1. I wish I’d had the courage to live a life true to myself, not the life others expected of me.
This was the most common regret of all. When people realize that their life is almost over and look back clearly on it, it is easy to see how many dreams have gone unfulfilled. Most people have not honored even a half of their dreams and had to die knowing that it was due to choices they had made, or not made. It is very important to try and honor at least some of your dreams along the way. From the moment that you lose your health, it is too late. Health brings a freedom very few realize, until they no longer have it.
2. I wish I didn’t work so hard.
This came from every male patient that I nursed. They missed their children’s youth and their partner’s companionship. Women also spoke of this regret. But as most were from an older generation, many of the female patients had not been breadwinners. All of the men I nursed deeply regretted spending so much of their lives on the treadmill of a work existence. By simplifying your lifestyle and making conscious choices along the way, it is possible to not need the income that you think you do. And by creating more space in your life, you become happier and more open to new opportunities, ones more suited to your new lifestyle.
3. I wish I’d had the courage to express my feelings.
Many people suppressed their feelings in order to keep peace with others. As a result, they settled for a mediocre existence and never became who they were truly capable of becoming. Many developed illnesses relating to the bitterness and resentment they carried as a result. We cannot control the reactions of others. However, although people may initially react when you change the way you are by speaking honestly, in the end it raises the relationship to a whole new and healthier level. Either that or it releases the unhealthy relationship from your life. Either way, you win.
4. I wish I had stayed in touch with my friends.
Often they would not truly realize the full benefits of old friends until their dying weeks and it was not always possible to track them down. Many had become so caught up in their own lives that they had let golden friendships slip by over the years. There were many deep regrets about not giving friendships the time and effort that they deserved. Everyone misses their friends when they are dying. It is common for anyone in a busy lifestyle to let friendships slip. But when you are faced with your approaching death, the physical details of life fall away. People do want to get their financial affairs in order if possible. But it is not money or status that holds the true importance for them. They want to get things in order more for the benefit of those they love. Usually though, they are too ill and weary to ever manage this task. It is all comes down to love and relationships in the end. That is all that remains in the final weeks, love and relationships.
5. I wish that I had let myself be happier.
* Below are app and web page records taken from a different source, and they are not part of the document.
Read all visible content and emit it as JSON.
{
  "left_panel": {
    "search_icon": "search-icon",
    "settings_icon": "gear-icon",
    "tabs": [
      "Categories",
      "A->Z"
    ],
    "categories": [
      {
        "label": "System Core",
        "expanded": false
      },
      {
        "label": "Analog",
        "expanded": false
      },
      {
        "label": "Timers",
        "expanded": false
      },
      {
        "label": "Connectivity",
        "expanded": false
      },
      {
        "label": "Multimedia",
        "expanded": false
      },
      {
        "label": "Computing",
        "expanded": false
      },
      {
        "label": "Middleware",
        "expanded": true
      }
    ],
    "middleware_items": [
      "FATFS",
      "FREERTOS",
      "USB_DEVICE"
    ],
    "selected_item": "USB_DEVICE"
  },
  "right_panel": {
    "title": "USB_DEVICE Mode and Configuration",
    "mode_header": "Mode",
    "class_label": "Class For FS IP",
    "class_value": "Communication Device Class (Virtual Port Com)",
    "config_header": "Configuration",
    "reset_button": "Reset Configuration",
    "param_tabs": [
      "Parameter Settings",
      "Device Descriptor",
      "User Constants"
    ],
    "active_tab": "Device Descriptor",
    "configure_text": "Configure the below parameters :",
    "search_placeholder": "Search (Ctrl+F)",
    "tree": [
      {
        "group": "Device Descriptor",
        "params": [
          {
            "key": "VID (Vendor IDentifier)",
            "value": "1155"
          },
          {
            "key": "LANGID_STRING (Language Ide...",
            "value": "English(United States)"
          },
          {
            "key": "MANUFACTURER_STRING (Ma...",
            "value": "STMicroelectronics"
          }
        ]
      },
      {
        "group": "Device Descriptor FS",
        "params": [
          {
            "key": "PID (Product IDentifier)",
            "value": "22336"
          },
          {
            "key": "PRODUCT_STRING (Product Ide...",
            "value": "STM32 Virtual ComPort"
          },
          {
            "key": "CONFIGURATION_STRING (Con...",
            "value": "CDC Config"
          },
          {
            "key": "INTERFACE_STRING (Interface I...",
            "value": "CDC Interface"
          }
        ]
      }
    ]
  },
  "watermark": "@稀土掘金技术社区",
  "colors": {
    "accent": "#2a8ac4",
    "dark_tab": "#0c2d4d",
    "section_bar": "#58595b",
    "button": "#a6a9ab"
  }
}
This is a surprisingly common one. Many did not realize until the end that happiness is a choice. They had stayed stuck in old patterns and habits. The so-called ‘comfort’ of familiarity overflowed into their emotions, as well as their physical lives. Fear of change had them pretending to others, and to their selves, that they were content. When deep within, they longed to laugh properly and have silliness in their life again. When you are on your deathbed, what others think of you is a long way from your mind. How wonderful to be able to let go and smile again, long before you are dying. Life is a choice. It is YOUR life. Choose consciously, choose wisely, choose honestly. Choose happiness.
“We tend to forget that happiness doesn’t come as a result of getting something we don’t have, but rather of recognizing and appreciating what we do have.”
Thanks to everyone involved in this chain of insights, especially those who were dying.
copyright Dia Osborn 2011